Is Labour too desperate to find a magic bullet?
Looking back over the past few weeks it struck me that there are strong similarities between the opposition attacks on the Daniel Hannan-NHS comments and the response to the Guardian stories at the start of July over what happened at the News of the World when Cameron’s communications chief, Andy Coulson, was editor.
With both the core information had been known about for a long period before the story broke. Everybody was aware that Coulson had had to resign of NOTW editor at the time of his Tory appointment while Hannan’s views on the NHS and his readiness to talk to FoxNews about them were there for all to see last March.
With both when the stories broke the initial responses, including from me here on PB, was that these had the potential to damage the Tories and particularly David Cameron in the run-up to the general election.
With both the stories had the wind taken out of them when the Tory leader, in open neck shirts, gave TV interviews in the street outside his west London home.
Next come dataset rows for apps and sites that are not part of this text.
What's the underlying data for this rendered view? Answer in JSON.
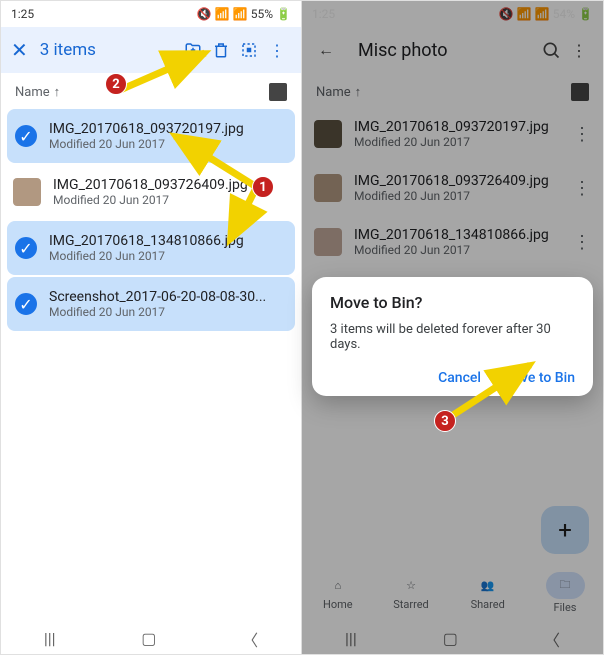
{
  "left": {
    "status": {
      "time": "1:25",
      "battery": "55%"
    },
    "topbar": {
      "title": "3 items"
    },
    "sorter": {
      "label": "Name",
      "dir": "↑"
    },
    "files": [
      {
        "name": "IMG_20170618_093720197.jpg",
        "modified": "Modified 20 Jun 2017",
        "selected": true
      },
      {
        "name": "IMG_20170618_093726409.jpg",
        "modified": "Modified 20 Jun 2017",
        "selected": false
      },
      {
        "name": "IMG_20170618_134810866.jpg",
        "modified": "Modified 20 Jun 2017",
        "selected": true
      },
      {
        "name": "Screenshot_2017-06-20-08-08-30...",
        "modified": "Modified 20 Jun 2017",
        "selected": true
      }
    ]
  },
  "right": {
    "status": {
      "time": "1:25",
      "battery": "54%"
    },
    "topbar": {
      "title": "Misc photo"
    },
    "sorter": {
      "label": "Name",
      "dir": "↑"
    },
    "files": [
      {
        "name": "IMG_20170618_093720197.jpg",
        "modified": "Modified 20 Jun 2017"
      },
      {
        "name": "IMG_20170618_093726409.jpg",
        "modified": "Modified 20 Jun 2017"
      },
      {
        "name": "IMG_20170618_134810866.jpg",
        "modified": "Modified 20 Jun 2017"
      }
    ],
    "dialog": {
      "title": "Move to Bin?",
      "body": "3 items will be deleted forever after 30 days.",
      "cancel": "Cancel",
      "confirm": "Move to Bin"
    },
    "tabs": [
      {
        "label": "Home"
      },
      {
        "label": "Starred"
      },
      {
        "label": "Shared"
      },
      {
        "label": "Files",
        "active": true
      }
    ]
  },
  "badges": {
    "b1": "1",
    "b2": "2",
    "b3": "3"
  }
}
With the former he spoke about “believing in giving people second chances” while the latter gave him the platform to talk about his personal commitment to the NHS.
With both the affairs lingered on but without dramatic new information the stories eventually petered out – though both could still damage.
The big danger for the Tories is that it has shown their over-reliance on Cameron. The Tory second-tier simply don’t have it just like almost all of Brown’s cabinet.
Labour, meanwhile, has appeared so desperate to wound Cameron that they’ve shot their bolts took quickly making attacks that it has been hard to follow through on
The big lesson though is that is it now forty-five months since the new Tory leader came in and Labour has still not worked out a way of dealing with him. That does not bode very well.